Action item: Verbatim output required. Print the data in full.

Website and app data records
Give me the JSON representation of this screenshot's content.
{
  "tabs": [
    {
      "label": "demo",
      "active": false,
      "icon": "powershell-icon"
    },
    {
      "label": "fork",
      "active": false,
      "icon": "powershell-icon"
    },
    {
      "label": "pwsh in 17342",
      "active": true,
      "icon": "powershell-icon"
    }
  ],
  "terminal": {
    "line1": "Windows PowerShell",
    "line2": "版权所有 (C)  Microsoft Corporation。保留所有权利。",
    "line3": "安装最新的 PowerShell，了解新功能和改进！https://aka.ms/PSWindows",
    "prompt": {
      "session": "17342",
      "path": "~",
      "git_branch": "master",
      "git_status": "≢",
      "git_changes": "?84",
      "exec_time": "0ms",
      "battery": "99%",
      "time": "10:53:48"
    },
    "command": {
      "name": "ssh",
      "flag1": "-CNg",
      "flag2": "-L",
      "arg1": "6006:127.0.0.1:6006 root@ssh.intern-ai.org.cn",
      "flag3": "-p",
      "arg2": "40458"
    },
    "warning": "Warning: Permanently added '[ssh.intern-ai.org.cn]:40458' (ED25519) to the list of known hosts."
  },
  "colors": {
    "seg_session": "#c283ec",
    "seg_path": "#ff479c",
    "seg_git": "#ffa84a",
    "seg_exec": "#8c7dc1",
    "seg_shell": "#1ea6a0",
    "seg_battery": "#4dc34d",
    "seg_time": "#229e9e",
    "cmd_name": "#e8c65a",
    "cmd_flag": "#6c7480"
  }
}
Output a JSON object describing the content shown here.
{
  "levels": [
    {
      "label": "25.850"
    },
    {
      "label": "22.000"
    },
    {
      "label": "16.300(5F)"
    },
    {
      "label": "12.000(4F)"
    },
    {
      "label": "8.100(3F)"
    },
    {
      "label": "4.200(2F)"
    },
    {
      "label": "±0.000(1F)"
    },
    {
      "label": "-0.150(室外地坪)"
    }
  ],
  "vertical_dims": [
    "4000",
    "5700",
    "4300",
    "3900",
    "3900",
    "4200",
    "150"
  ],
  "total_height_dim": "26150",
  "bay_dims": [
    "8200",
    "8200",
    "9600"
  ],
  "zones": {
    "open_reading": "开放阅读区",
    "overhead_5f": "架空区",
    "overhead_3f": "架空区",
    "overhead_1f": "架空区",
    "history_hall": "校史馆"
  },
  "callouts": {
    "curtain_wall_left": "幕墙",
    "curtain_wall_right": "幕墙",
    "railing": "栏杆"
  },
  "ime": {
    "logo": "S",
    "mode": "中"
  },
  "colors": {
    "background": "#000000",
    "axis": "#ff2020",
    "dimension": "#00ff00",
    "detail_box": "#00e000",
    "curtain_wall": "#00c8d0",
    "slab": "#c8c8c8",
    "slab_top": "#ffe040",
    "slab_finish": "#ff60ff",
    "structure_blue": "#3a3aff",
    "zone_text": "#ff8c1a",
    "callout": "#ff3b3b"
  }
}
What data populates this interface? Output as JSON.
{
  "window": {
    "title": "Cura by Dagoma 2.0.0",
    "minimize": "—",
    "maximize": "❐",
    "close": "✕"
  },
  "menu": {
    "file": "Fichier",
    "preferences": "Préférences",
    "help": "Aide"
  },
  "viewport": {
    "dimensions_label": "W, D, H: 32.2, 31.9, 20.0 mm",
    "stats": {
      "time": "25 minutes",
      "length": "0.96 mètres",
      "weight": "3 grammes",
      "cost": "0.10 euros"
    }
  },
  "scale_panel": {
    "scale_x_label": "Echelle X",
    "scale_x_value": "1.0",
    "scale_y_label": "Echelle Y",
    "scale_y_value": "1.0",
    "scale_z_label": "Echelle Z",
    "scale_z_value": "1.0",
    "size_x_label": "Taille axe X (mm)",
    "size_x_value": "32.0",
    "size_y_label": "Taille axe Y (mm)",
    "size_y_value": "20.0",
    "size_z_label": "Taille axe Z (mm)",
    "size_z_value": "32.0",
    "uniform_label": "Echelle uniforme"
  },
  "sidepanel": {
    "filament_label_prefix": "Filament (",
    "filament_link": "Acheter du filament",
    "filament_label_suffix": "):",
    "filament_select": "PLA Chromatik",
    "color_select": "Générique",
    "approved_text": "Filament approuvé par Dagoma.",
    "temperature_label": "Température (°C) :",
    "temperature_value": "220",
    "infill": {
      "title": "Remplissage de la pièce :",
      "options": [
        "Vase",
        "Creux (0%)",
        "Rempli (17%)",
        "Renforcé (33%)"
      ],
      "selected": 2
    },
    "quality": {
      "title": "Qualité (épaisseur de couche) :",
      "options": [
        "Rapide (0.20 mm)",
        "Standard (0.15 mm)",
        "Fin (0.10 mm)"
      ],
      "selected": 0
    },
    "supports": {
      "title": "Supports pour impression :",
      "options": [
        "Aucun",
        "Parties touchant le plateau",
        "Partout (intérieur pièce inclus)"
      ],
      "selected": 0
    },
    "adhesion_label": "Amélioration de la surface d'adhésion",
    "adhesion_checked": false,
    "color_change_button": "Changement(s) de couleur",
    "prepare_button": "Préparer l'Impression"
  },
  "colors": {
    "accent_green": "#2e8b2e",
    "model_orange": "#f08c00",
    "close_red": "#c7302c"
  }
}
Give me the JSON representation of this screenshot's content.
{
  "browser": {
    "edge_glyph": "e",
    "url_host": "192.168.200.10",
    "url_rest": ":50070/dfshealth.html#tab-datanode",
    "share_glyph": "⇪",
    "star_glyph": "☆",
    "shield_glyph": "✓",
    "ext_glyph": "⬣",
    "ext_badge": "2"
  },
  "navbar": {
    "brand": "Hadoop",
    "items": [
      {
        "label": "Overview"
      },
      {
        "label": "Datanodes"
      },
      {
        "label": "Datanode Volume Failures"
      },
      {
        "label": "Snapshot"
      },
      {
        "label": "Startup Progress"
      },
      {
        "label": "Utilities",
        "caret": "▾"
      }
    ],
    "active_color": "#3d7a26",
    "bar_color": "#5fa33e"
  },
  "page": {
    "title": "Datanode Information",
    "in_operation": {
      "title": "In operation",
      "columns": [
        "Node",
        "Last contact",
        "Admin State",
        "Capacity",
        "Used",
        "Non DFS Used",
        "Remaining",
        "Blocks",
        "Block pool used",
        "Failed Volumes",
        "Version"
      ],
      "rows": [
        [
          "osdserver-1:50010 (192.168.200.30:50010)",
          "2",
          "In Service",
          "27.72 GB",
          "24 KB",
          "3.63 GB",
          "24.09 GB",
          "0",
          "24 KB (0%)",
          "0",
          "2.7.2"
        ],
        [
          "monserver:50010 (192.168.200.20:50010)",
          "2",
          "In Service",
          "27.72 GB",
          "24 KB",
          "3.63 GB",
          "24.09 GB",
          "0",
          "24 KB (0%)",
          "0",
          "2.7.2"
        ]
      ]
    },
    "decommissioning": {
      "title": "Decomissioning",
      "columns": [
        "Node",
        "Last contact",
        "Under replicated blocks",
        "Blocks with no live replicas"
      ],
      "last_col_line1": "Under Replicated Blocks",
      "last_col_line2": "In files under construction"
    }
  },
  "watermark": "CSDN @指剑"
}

Answer to this task:
Give me the JSON representation of this screenshot's content.
{
  "tabs": [
    {
      "label": "demo",
      "active": false,
      "icon": "powershell-icon"
    },
    {
      "label": "fork",
      "active": false,
      "icon": "powershell-icon"
    },
    {
      "label": "pwsh in 17342",
      "active": true,
      "icon": "powershell-icon"
    }
  ],
  "terminal": {
    "line1": "Windows PowerShell",
    "line2": "版权所有 (C)  Microsoft Corporation。保留所有权利。",
    "line3": "安装最新的 PowerShell，了解新功能和改进！https://aka.ms/PSWindows",
    "prompt": {
      "session": "17342",
      "path": "~",
      "git_branch": "master",
      "git_status": "≢",
      "git_changes": "?84",
      "exec_time": "0ms",
      "battery": "99%",
      "time": "10:53:48"
    },
    "command": {
      "name": "ssh",
      "flag1": "-CNg",
      "flag2": "-L",
      "arg1": "6006:127.0.0.1:6006 root@ssh.intern-ai.org.cn",
      "flag3": "-p",
      "arg2": "40458"
    },
    "warning": "Warning: Permanently added '[ssh.intern-ai.org.cn]:40458' (ED25519) to the list of known hosts."
  },
  "colors": {
    "seg_session": "#c283ec",
    "seg_path": "#ff479c",
    "seg_git": "#ffa84a",
    "seg_exec": "#8c7dc1",
    "seg_shell": "#1ea6a0",
    "seg_battery": "#4dc34d",
    "seg_time": "#229e9e",
    "cmd_name": "#e8c65a",
    "cmd_flag": "#6c7480"
  }
}
Output a JSON object describing the content shown here.
{
  "levels": [
    {
      "label": "25.850"
    },
    {
      "label": "22.000"
    },
    {
      "label": "16.300(5F)"
    },
    {
      "label": "12.000(4F)"
    },
    {
      "label": "8.100(3F)"
    },
    {
      "label": "4.200(2F)"
    },
    {
      "label": "±0.000(1F)"
    },
    {
      "label": "-0.150(室外地坪)"
    }
  ],
  "vertical_dims": [
    "4000",
    "5700",
    "4300",
    "3900",
    "3900",
    "4200",
    "150"
  ],
  "total_height_dim": "26150",
  "bay_dims": [
    "8200",
    "8200",
    "9600"
  ],
  "zones": {
    "open_reading": "开放阅读区",
    "overhead_5f": "架空区",
    "overhead_3f": "架空区",
    "overhead_1f": "架空区",
    "history_hall": "校史馆"
  },
  "callouts": {
    "curtain_wall_left": "幕墙",
    "curtain_wall_right": "幕墙",
    "railing": "栏杆"
  },
  "ime": {
    "logo": "S",
    "mode": "中"
  },
  "colors": {
    "background": "#000000",
    "axis": "#ff2020",
    "dimension": "#00ff00",
    "detail_box": "#00e000",
    "curtain_wall": "#00c8d0",
    "slab": "#c8c8c8",
    "slab_top": "#ffe040",
    "slab_finish": "#ff60ff",
    "structure_blue": "#3a3aff",
    "zone_text": "#ff8c1a",
    "callout": "#ff3b3b"
  }
}
What data populates this interface? Output as JSON.
{
  "window": {
    "title": "Cura by Dagoma 2.0.0",
    "minimize": "—",
    "maximize": "❐",
    "close": "✕"
  },
  "menu": {
    "file": "Fichier",
    "preferences": "Préférences",
    "help": "Aide"
  },
  "viewport": {
    "dimensions_label": "W, D, H: 32.2, 31.9, 20.0 mm",
    "stats": {
      "time": "25 minutes",
      "length": "0.96 mètres",
      "weight": "3 grammes",
      "cost": "0.10 euros"
    }
  },
  "scale_panel": {
    "scale_x_label": "Echelle X",
    "scale_x_value": "1.0",
    "scale_y_label": "Echelle Y",
    "scale_y_value": "1.0",
    "scale_z_label": "Echelle Z",
    "scale_z_value": "1.0",
    "size_x_label": "Taille axe X (mm)",
    "size_x_value": "32.0",
    "size_y_label": "Taille axe Y (mm)",
    "size_y_value": "20.0",
    "size_z_label": "Taille axe Z (mm)",
    "size_z_value": "32.0",
    "uniform_label": "Echelle uniforme"
  },
  "sidepanel": {
    "filament_label_prefix": "Filament (",
    "filament_link": "Acheter du filament",
    "filament_label_suffix": "):",
    "filament_select": "PLA Chromatik",
    "color_select": "Générique",
    "approved_text": "Filament approuvé par Dagoma.",
    "temperature_label": "Température (°C) :",
    "temperature_value": "220",
    "infill": {
      "title": "Remplissage de la pièce :",
      "options": [
        "Vase",
        "Creux (0%)",
        "Rempli (17%)",
        "Renforcé (33%)"
      ],
      "selected": 2
    },
    "quality": {
      "title": "Qualité (épaisseur de couche) :",
      "options": [
        "Rapide (0.20 mm)",
        "Standard (0.15 mm)",
        "Fin (0.10 mm)"
      ],
      "selected": 0
    },
    "supports": {
      "title": "Supports pour impression :",
      "options": [
        "Aucun",
        "Parties touchant le plateau",
        "Partout (intérieur pièce inclus)"
      ],
      "selected": 0
    },
    "adhesion_label": "Amélioration de la surface d'adhésion",
    "adhesion_checked": false,
    "color_change_button": "Changement(s) de couleur",
    "prepare_button": "Préparer l'Impression"
  },
  "colors": {
    "accent_green": "#2e8b2e",
    "model_orange": "#f08c00",
    "close_red": "#c7302c"
  }
}
Give me the JSON representation of this screenshot's content.
{
  "browser": {
    "edge_glyph": "e",
    "url_host": "192.168.200.10",
    "url_rest": ":50070/dfshealth.html#tab-datanode",
    "share_glyph": "⇪",
    "star_glyph": "☆",
    "shield_glyph": "✓",
    "ext_glyph": "⬣",
    "ext_badge": "2"
  },
  "navbar": {
    "brand": "Hadoop",
    "items": [
      {
        "label": "Overview"
      },
      {
        "label": "Datanodes"
      },
      {
        "label": "Datanode Volume Failures"
      },
      {
        "label": "Snapshot"
      },
      {
        "label": "Startup Progress"
      },
      {
        "label": "Utilities",
        "caret": "▾"
      }
    ],
    "active_color": "#3d7a26",
    "bar_color": "#5fa33e"
  },
  "page": {
    "title": "Datanode Information",
    "in_operation": {
      "title": "In operation",
      "columns": [
        "Node",
        "Last contact",
        "Admin State",
        "Capacity",
        "Used",
        "Non DFS Used",
        "Remaining",
        "Blocks",
        "Block pool used",
        "Failed Volumes",
        "Version"
      ],
      "rows": [
        [
          "osdserver-1:50010 (192.168.200.30:50010)",
          "2",
          "In Service",
          "27.72 GB",
          "24 KB",
          "3.63 GB",
          "24.09 GB",
          "0",
          "24 KB (0%)",
          "0",
          "2.7.2"
        ],
        [
          "monserver:50010 (192.168.200.20:50010)",
          "2",
          "In Service",
          "27.72 GB",
          "24 KB",
          "3.63 GB",
          "24.09 GB",
          "0",
          "24 KB (0%)",
          "0",
          "2.7.2"
        ]
      ]
    },
    "decommissioning": {
      "title": "Decomissioning",
      "columns": [
        "Node",
        "Last contact",
        "Under replicated blocks",
        "Blocks with no live replicas"
      ],
      "last_col_line1": "Under Replicated Blocks",
      "last_col_line2": "In files under construction"
    }
  },
  "watermark": "CSDN @指剑"
}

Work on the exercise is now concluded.